• WHAT TO WORK ON
Your response should contain every line from the data below that holds the string "LIBERTIES".

• PROVIDED MATERIAL
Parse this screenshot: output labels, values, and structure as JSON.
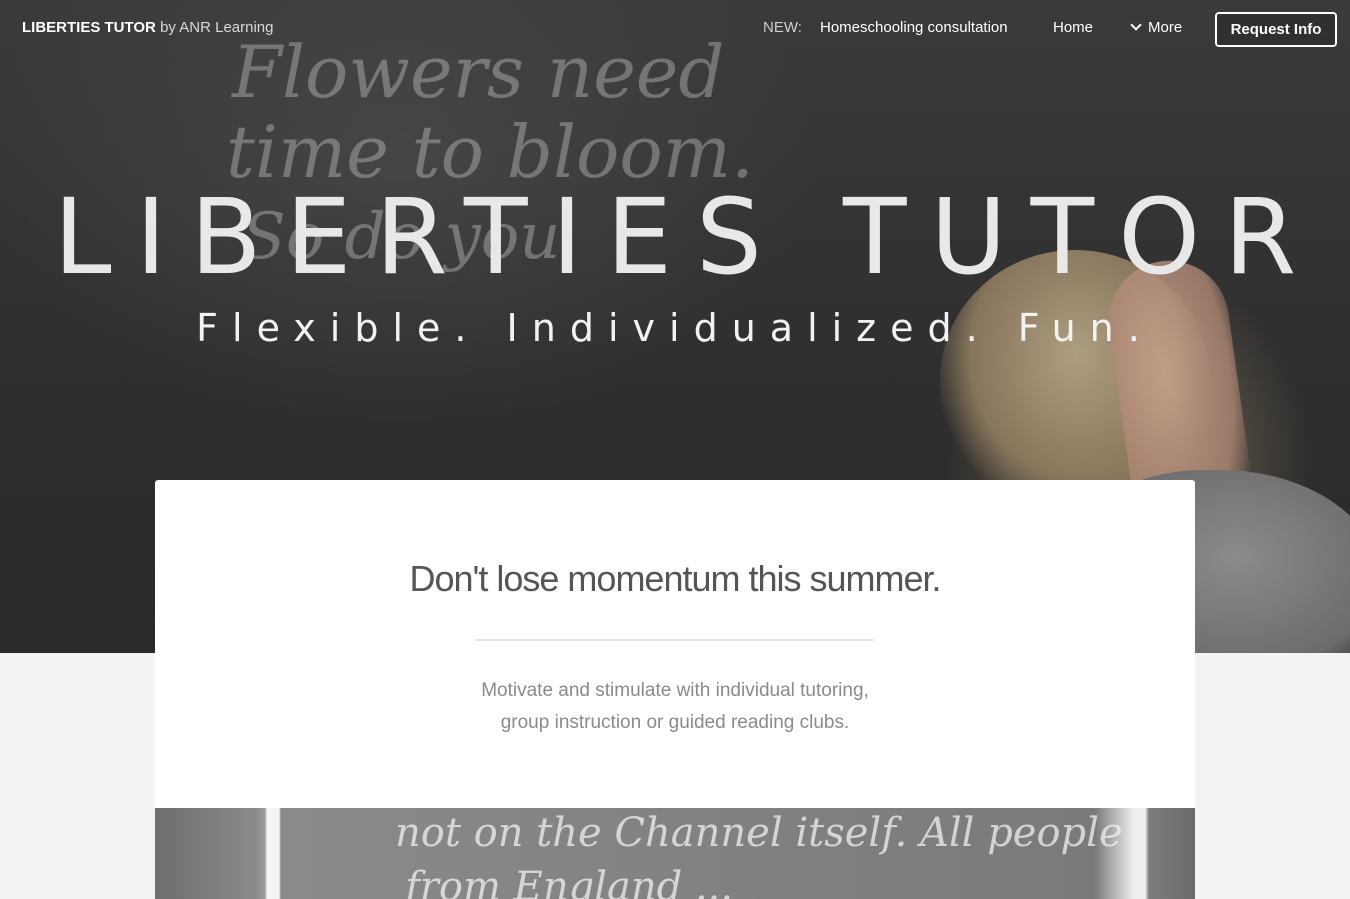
{
  "nav": {
    "brand_name": "LIBERTIES TUTOR",
    "brand_suffix": "by ANR Learning",
    "new_label": "NEW:",
    "link_consultation": "Homeschooling consultation",
    "link_home": "Home",
    "link_more": "More",
    "cta_label": "Request Info"
  },
  "hero": {
    "title": "LIBERTIES TUTOR",
    "subtitle": "Flexible. Individualized. Fun.",
    "chalk_line_1": "Flowers need",
    "chalk_line_2": "time to bloom.",
    "chalk_line_3": "So do you"
  },
  "card": {
    "heading": "Don't lose momentum this summer.",
    "body_line_1": "Motivate and stimulate with individual tutoring,",
    "body_line_2": "group instruction or guided reading clubs.",
    "image_chalk_1": "not on the Channel itself. All people",
    "image_chalk_2": "from England ..."
  },
  "colors": {
    "card_background": "#ffffff",
    "page_background": "#f3f3f3",
    "heading_text": "#555555",
    "body_text": "#8a8a8a"
  }
}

• SOLUTION TO THE PROBLEM
    "brand_name": "LIBERTIES TUTOR",
    "title": "LIBERTIES TUTOR",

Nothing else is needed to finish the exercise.